● **What the exercise asks**
Calculate how many lines in the following records hold the word "text", and report that number without comment.

● **Data listing**
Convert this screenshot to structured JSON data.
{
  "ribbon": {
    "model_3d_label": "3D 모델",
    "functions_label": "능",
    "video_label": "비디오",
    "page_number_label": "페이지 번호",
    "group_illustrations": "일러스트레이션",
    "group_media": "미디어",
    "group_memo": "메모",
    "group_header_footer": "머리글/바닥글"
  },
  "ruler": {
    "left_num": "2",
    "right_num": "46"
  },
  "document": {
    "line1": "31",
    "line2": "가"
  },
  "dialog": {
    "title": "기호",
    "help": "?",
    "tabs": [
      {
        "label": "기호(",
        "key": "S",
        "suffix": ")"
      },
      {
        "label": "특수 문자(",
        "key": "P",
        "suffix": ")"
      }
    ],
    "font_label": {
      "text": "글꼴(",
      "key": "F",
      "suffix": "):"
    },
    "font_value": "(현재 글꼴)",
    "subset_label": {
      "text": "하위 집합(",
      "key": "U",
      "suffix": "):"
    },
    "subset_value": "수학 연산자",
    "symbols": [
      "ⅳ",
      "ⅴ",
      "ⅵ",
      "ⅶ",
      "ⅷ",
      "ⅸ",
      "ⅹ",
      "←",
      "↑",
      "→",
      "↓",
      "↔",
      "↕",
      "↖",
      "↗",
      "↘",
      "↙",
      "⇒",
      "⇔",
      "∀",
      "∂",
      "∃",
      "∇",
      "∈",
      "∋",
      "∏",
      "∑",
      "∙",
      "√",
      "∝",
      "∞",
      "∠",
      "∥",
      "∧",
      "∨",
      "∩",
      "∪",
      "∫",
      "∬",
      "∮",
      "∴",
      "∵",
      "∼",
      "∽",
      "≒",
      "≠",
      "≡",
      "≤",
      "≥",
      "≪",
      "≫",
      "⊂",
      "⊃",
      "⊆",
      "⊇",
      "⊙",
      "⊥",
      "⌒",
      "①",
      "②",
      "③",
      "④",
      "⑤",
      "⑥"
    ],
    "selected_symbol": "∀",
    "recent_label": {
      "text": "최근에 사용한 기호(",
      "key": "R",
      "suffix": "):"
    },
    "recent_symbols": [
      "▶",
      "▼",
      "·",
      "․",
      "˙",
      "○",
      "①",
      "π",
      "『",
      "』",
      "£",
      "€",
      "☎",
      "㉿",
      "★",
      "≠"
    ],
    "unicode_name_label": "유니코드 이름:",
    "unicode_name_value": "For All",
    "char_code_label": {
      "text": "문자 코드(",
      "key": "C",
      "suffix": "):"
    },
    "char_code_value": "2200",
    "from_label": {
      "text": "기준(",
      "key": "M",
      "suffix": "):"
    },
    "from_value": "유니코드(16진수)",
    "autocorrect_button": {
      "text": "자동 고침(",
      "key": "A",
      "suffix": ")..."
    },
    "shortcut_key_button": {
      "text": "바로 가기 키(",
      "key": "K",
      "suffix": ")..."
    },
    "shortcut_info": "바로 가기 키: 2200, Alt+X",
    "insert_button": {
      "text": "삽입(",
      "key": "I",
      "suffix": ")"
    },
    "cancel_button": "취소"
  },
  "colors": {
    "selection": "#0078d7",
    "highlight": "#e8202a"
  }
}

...

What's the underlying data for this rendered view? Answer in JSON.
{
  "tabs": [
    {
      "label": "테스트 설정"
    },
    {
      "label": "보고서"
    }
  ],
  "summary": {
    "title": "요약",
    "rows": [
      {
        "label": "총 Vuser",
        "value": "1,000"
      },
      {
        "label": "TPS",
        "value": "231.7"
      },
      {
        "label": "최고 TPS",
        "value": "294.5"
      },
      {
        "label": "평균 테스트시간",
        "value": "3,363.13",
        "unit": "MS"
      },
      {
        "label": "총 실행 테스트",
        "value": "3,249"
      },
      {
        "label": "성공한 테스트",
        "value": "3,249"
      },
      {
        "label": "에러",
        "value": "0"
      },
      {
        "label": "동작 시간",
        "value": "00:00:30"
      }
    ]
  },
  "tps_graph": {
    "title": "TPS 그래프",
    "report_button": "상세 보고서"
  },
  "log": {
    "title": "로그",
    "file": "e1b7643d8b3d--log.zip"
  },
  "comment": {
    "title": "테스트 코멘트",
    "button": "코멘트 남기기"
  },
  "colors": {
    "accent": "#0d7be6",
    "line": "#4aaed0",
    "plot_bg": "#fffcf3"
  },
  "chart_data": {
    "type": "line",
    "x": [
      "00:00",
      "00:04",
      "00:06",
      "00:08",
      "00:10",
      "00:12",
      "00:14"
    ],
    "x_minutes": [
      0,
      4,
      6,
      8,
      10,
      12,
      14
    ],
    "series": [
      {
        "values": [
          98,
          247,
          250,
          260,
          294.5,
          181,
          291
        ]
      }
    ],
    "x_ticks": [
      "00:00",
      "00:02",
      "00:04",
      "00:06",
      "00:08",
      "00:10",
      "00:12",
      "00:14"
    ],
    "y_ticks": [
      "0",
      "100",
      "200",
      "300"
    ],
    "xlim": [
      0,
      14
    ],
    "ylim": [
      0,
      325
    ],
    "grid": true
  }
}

● **Expected answer**
8